RITA: Somehow it is as if you set a "queer zone" or a "queer mode" where, as Beatriz Preciado says, we dare to imagine that dildos come before penises and therefore penises are just dildos made of flesh. In that sense, in your work, mimicry, excess or "fakism" is not referring to the specific cultural repertoire of womanhood, but it is creating new relationships with genre. It is not about copying but about reinventing relationships.

MICA: Precisely. For sure we think about this. I think the most important thing is not “essencializing” the feminine and the masculine. There is no judgment about the original starting point of femininity or masculinity, or the ending point of its transformation or the transitional points in–between, for us they are just “points” in a line.

RITA: At a certain point of your presentation text you state the desire for combining high art with low culture. Can you tell the difference between both? Do you consider contemporary dance a “high art” practice that needs to be "disturbed" by pop-culture?

AMANDA: Well, it goes with this idea of potential fake opposites, in this case, in between contemporary dance and pop culture. For me, there is a struggle of being in the contemporary dance context because it is somehow a “privileged” art form that average people don’t see.

MICA: In my case, my personal history comes from technical theatre training that was interrupted by a pursuit of a nightlife career, which can be considered, quote unquote, low culture. Nowadays, my practice tries to bring these elements of this so-called low culture to this space of, quote unquote, fine arts. Entertainment if often a very dirty word in contemporary dance but Amanda and me try to present our collaboration as something that could be received as entertainment.

AMANDA: Also I have been performing a lot in LGBT contexts and there is a lot of this DIY (do it yourself) aesthetics. People make songs, radical cheerleading, and people from the performing arts work together with nurses or photographers, etc. I think we are really interested in this pushing of boundaries, mixing “high art” dance contexts with these other contexts.

MICA: I am fascinated with frames and off course this makes me think that the work we are both doing could be presented in a nightclub. But as we are in this “dance house”, in this artistic frame, a specific value and meaning is automatically given to this work.
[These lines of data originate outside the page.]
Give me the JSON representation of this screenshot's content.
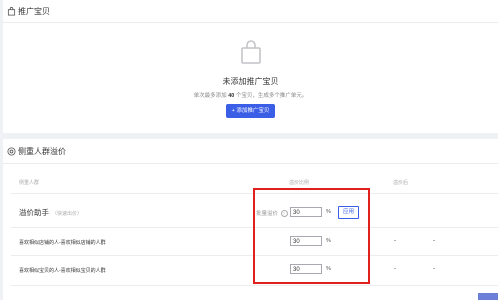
{
  "promo_panel": {
    "title": "推广宝贝",
    "empty_title": "未添加推广宝贝",
    "empty_desc_prefix": "单次最多添加",
    "empty_desc_count": "40",
    "empty_desc_suffix": "个宝贝，生成多个推广单元。",
    "add_button": "+ 添加推广宝贝"
  },
  "crowd_panel": {
    "title": "侧重人群溢价",
    "columns": [
      "侧重人群",
      "溢价比例",
      "溢价后"
    ],
    "assistant": {
      "label": "溢价助手",
      "hint": "（快速出价）",
      "batch_label": "批量溢价",
      "help_icon": "?",
      "value": "30",
      "unit": "%",
      "apply_button": "应用"
    },
    "rows": [
      {
        "label": "喜欢相似店铺的人-喜欢相似店铺的人群",
        "value": "30",
        "unit": "%",
        "after_1": "-",
        "after_2": "-"
      },
      {
        "label": "喜欢相似宝贝的人-喜欢相似宝贝的人群",
        "value": "30",
        "unit": "%",
        "after_1": "-",
        "after_2": "-"
      }
    ]
  },
  "colors": {
    "accent": "#3b5ee7",
    "highlight_box": "#e0201c"
  },
  "icons": {
    "promo_header": "shopping-bag-icon",
    "empty_state": "shopping-bag-icon",
    "crowd_header": "target-circle-icon"
  }
}
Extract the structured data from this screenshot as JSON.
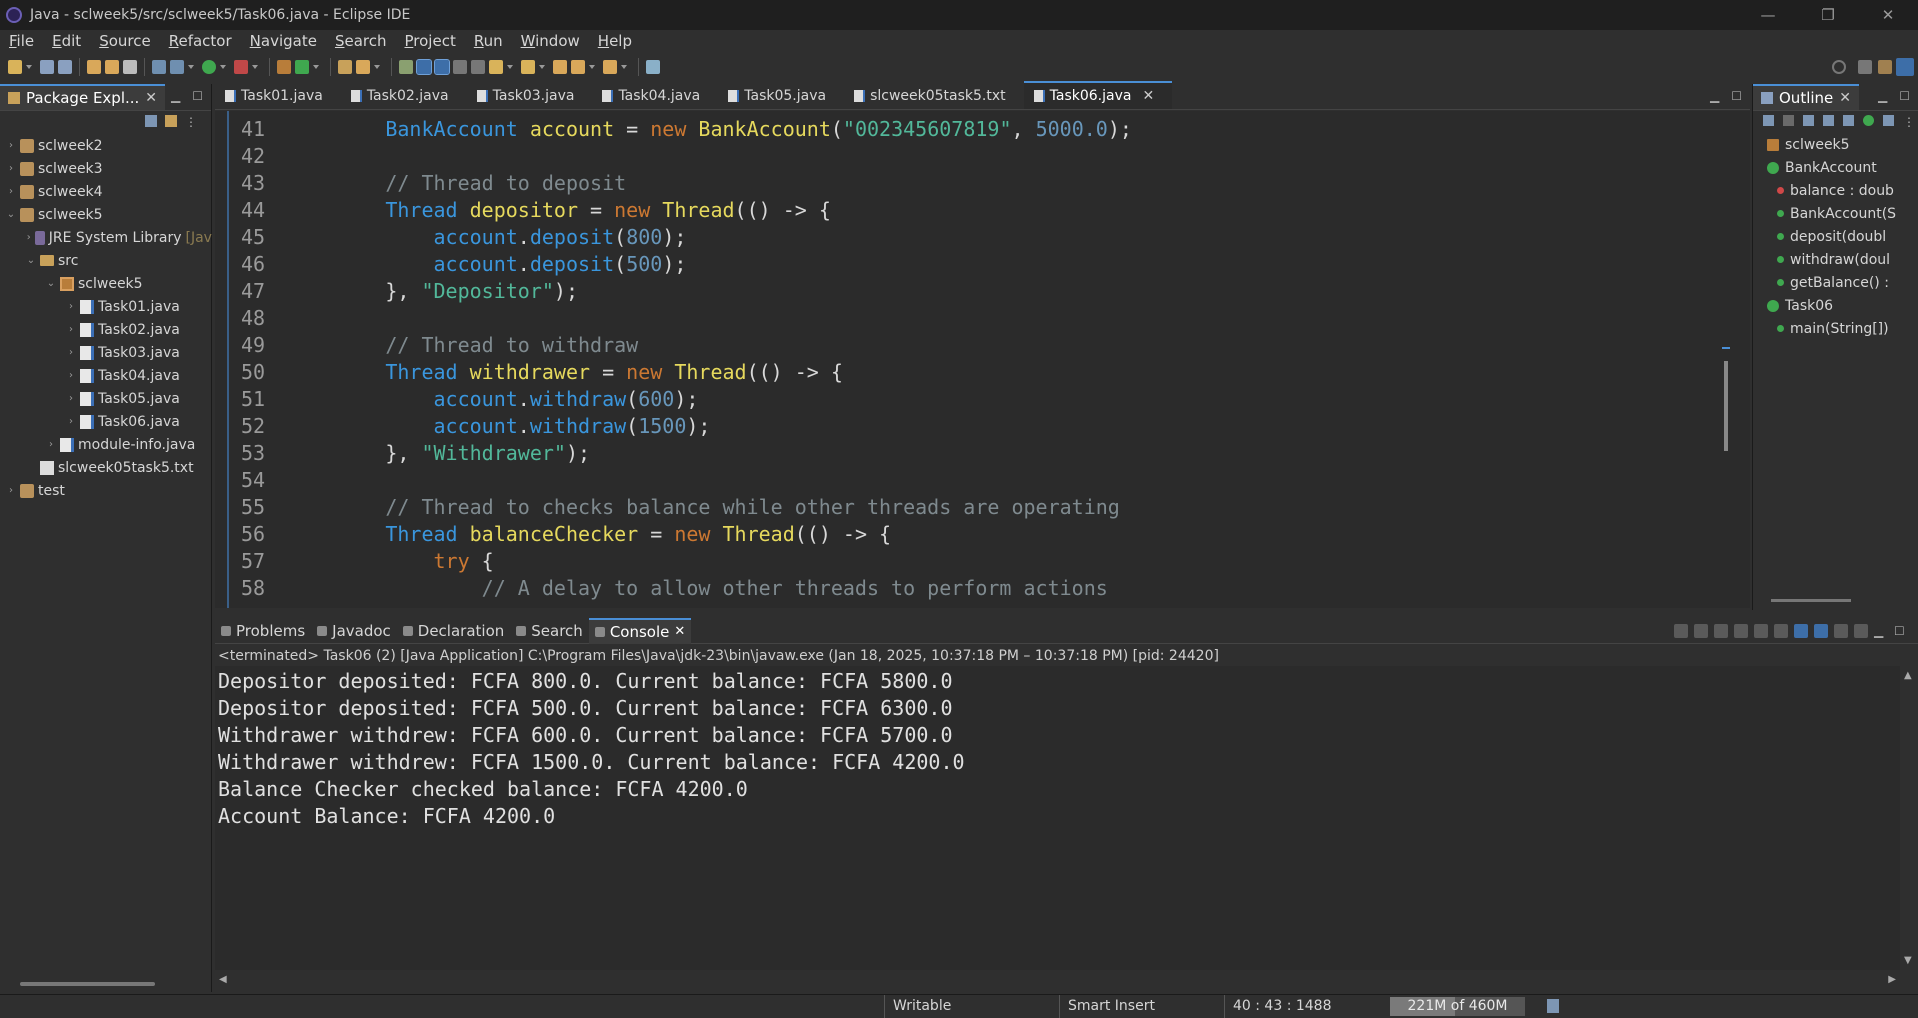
{
  "window": {
    "title": "Java - sclweek5/src/sclweek5/Task06.java - Eclipse IDE",
    "minimize": "—",
    "restore": "❐",
    "close": "✕"
  },
  "menu": [
    "File",
    "Edit",
    "Source",
    "Refactor",
    "Navigate",
    "Search",
    "Project",
    "Run",
    "Window",
    "Help"
  ],
  "package_explorer": {
    "title": "Package Expl...",
    "items": [
      {
        "label": "sclweek2",
        "level": 0,
        "icon": "project-icon"
      },
      {
        "label": "sclweek3",
        "level": 0,
        "icon": "project-icon"
      },
      {
        "label": "sclweek4",
        "level": 0,
        "icon": "project-icon"
      },
      {
        "label": "sclweek5",
        "level": 0,
        "icon": "project-icon",
        "expanded": true
      },
      {
        "label": "JRE System Library",
        "suffix": "[Jav",
        "level": 1,
        "icon": "library-icon"
      },
      {
        "label": "src",
        "level": 1,
        "icon": "folder-icon",
        "expanded": true
      },
      {
        "label": "sclweek5",
        "level": 2,
        "icon": "package-icon",
        "expanded": true
      },
      {
        "label": "Task01.java",
        "level": 3,
        "icon": "java-file-icon"
      },
      {
        "label": "Task02.java",
        "level": 3,
        "icon": "java-file-icon"
      },
      {
        "label": "Task03.java",
        "level": 3,
        "icon": "java-file-icon"
      },
      {
        "label": "Task04.java",
        "level": 3,
        "icon": "java-file-icon"
      },
      {
        "label": "Task05.java",
        "level": 3,
        "icon": "java-file-icon"
      },
      {
        "label": "Task06.java",
        "level": 3,
        "icon": "java-file-icon"
      },
      {
        "label": "module-info.java",
        "level": 2,
        "icon": "java-file-icon"
      },
      {
        "label": "slcweek05task5.txt",
        "level": 1,
        "icon": "text-file-icon",
        "leaf": true
      },
      {
        "label": "test",
        "level": 0,
        "icon": "project-icon"
      }
    ]
  },
  "editor": {
    "tabs": [
      "Task01.java",
      "Task02.java",
      "Task03.java",
      "Task04.java",
      "Task05.java",
      "slcweek05task5.txt",
      "Task06.java"
    ],
    "active_tab": "Task06.java",
    "lines": [
      {
        "n": "41",
        "tokens": [
          [
            "tx",
            "        "
          ],
          [
            "ty",
            "BankAccount"
          ],
          [
            "tx",
            " "
          ],
          [
            "var",
            "account"
          ],
          [
            "tx",
            " = "
          ],
          [
            "kw",
            "new"
          ],
          [
            "tx",
            " "
          ],
          [
            "var",
            "BankAccount"
          ],
          [
            "tx",
            "("
          ],
          [
            "str",
            "\"002345607819\""
          ],
          [
            "tx",
            ", "
          ],
          [
            "num",
            "5000.0"
          ],
          [
            "tx",
            ");"
          ]
        ]
      },
      {
        "n": "42",
        "tokens": []
      },
      {
        "n": "43",
        "tokens": [
          [
            "tx",
            "        "
          ],
          [
            "cm",
            "// Thread to deposit"
          ]
        ]
      },
      {
        "n": "44",
        "tokens": [
          [
            "tx",
            "        "
          ],
          [
            "ty",
            "Thread"
          ],
          [
            "tx",
            " "
          ],
          [
            "var",
            "depositor"
          ],
          [
            "tx",
            " = "
          ],
          [
            "kw",
            "new"
          ],
          [
            "tx",
            " "
          ],
          [
            "var",
            "Thread"
          ],
          [
            "tx",
            "(() -> {"
          ]
        ]
      },
      {
        "n": "45",
        "tokens": [
          [
            "tx",
            "            "
          ],
          [
            "ty",
            "account"
          ],
          [
            "tx",
            "."
          ],
          [
            "ty",
            "deposit"
          ],
          [
            "tx",
            "("
          ],
          [
            "num",
            "800"
          ],
          [
            "tx",
            ");"
          ]
        ]
      },
      {
        "n": "46",
        "tokens": [
          [
            "tx",
            "            "
          ],
          [
            "ty",
            "account"
          ],
          [
            "tx",
            "."
          ],
          [
            "ty",
            "deposit"
          ],
          [
            "tx",
            "("
          ],
          [
            "num",
            "500"
          ],
          [
            "tx",
            ");"
          ]
        ]
      },
      {
        "n": "47",
        "tokens": [
          [
            "tx",
            "        }, "
          ],
          [
            "str",
            "\"Depositor\""
          ],
          [
            "tx",
            ");"
          ]
        ]
      },
      {
        "n": "48",
        "tokens": []
      },
      {
        "n": "49",
        "tokens": [
          [
            "tx",
            "        "
          ],
          [
            "cm",
            "// Thread to withdraw"
          ]
        ]
      },
      {
        "n": "50",
        "tokens": [
          [
            "tx",
            "        "
          ],
          [
            "ty",
            "Thread"
          ],
          [
            "tx",
            " "
          ],
          [
            "var",
            "withdrawer"
          ],
          [
            "tx",
            " = "
          ],
          [
            "kw",
            "new"
          ],
          [
            "tx",
            " "
          ],
          [
            "var",
            "Thread"
          ],
          [
            "tx",
            "(() -> {"
          ]
        ]
      },
      {
        "n": "51",
        "tokens": [
          [
            "tx",
            "            "
          ],
          [
            "ty",
            "account"
          ],
          [
            "tx",
            "."
          ],
          [
            "ty",
            "withdraw"
          ],
          [
            "tx",
            "("
          ],
          [
            "num",
            "600"
          ],
          [
            "tx",
            ");"
          ]
        ]
      },
      {
        "n": "52",
        "tokens": [
          [
            "tx",
            "            "
          ],
          [
            "ty",
            "account"
          ],
          [
            "tx",
            "."
          ],
          [
            "ty",
            "withdraw"
          ],
          [
            "tx",
            "("
          ],
          [
            "num",
            "1500"
          ],
          [
            "tx",
            ");"
          ]
        ]
      },
      {
        "n": "53",
        "tokens": [
          [
            "tx",
            "        }, "
          ],
          [
            "str",
            "\"Withdrawer\""
          ],
          [
            "tx",
            ");"
          ]
        ]
      },
      {
        "n": "54",
        "tokens": []
      },
      {
        "n": "55",
        "tokens": [
          [
            "tx",
            "        "
          ],
          [
            "cm",
            "// Thread to checks balance while other threads are operating"
          ]
        ]
      },
      {
        "n": "56",
        "tokens": [
          [
            "tx",
            "        "
          ],
          [
            "ty",
            "Thread"
          ],
          [
            "tx",
            " "
          ],
          [
            "var",
            "balanceChecker"
          ],
          [
            "tx",
            " = "
          ],
          [
            "kw",
            "new"
          ],
          [
            "tx",
            " "
          ],
          [
            "var",
            "Thread"
          ],
          [
            "tx",
            "(() -> {"
          ]
        ]
      },
      {
        "n": "57",
        "tokens": [
          [
            "tx",
            "            "
          ],
          [
            "kw",
            "try"
          ],
          [
            "tx",
            " {"
          ]
        ]
      },
      {
        "n": "58",
        "tokens": [
          [
            "tx",
            "                "
          ],
          [
            "cm",
            "// A delay to allow other threads to perform actions"
          ]
        ]
      }
    ]
  },
  "outline": {
    "title": "Outline",
    "items": [
      {
        "label": "sclweek5",
        "level": 0,
        "icon": "package-icon",
        "color": "#b87d3a"
      },
      {
        "label": "BankAccount",
        "level": 0,
        "icon": "class-icon",
        "color": "#3fa84f"
      },
      {
        "label": "balance : doub",
        "level": 1,
        "icon": "private-field-icon",
        "color": "#d04848"
      },
      {
        "label": "BankAccount(S",
        "level": 1,
        "icon": "constructor-icon",
        "color": "#3fa84f"
      },
      {
        "label": "deposit(doubl",
        "level": 1,
        "icon": "method-icon",
        "color": "#3fa84f"
      },
      {
        "label": "withdraw(doul",
        "level": 1,
        "icon": "method-icon",
        "color": "#3fa84f"
      },
      {
        "label": "getBalance() :",
        "level": 1,
        "icon": "method-icon",
        "color": "#3fa84f"
      },
      {
        "label": "Task06",
        "level": 0,
        "icon": "class-icon",
        "color": "#3fa84f"
      },
      {
        "label": "main(String[])",
        "level": 1,
        "icon": "static-method-icon",
        "color": "#3fa84f"
      }
    ]
  },
  "console": {
    "tabs": [
      {
        "label": "Problems",
        "icon": "problems-icon"
      },
      {
        "label": "Javadoc",
        "icon": "javadoc-icon"
      },
      {
        "label": "Declaration",
        "icon": "declaration-icon"
      },
      {
        "label": "Search",
        "icon": "search-icon"
      },
      {
        "label": "Console",
        "icon": "console-icon",
        "active": true
      }
    ],
    "description": "<terminated> Task06 (2) [Java Application] C:\\Program Files\\Java\\jdk-23\\bin\\javaw.exe  (Jan 18, 2025, 10:37:18 PM – 10:37:18 PM) [pid: 24420]",
    "output": [
      "Depositor deposited: FCFA 800.0. Current balance: FCFA 5800.0",
      "Depositor deposited: FCFA 500.0. Current balance: FCFA 6300.0",
      "Withdrawer withdrew: FCFA 600.0. Current balance: FCFA 5700.0",
      "Withdrawer withdrew: FCFA 1500.0. Current balance: FCFA 4200.0",
      "Balance Checker checked balance: FCFA 4200.0",
      "Account Balance: FCFA 4200.0"
    ]
  },
  "status": {
    "writable": "Writable",
    "insert_mode": "Smart Insert",
    "position": "40 : 43 : 1488",
    "heap": "221M of 460M",
    "heap_used_fraction": 0.48
  },
  "colors": {
    "accent": "#4a8fd6",
    "keyword": "#cc7832",
    "type": "#3a96dd",
    "identifier": "#e6d95d",
    "string": "#52b89a",
    "number": "#6897bb",
    "comment": "#7f8a8f"
  }
}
AMANDA: That’s why we do both: contemporary dance and nightclubs.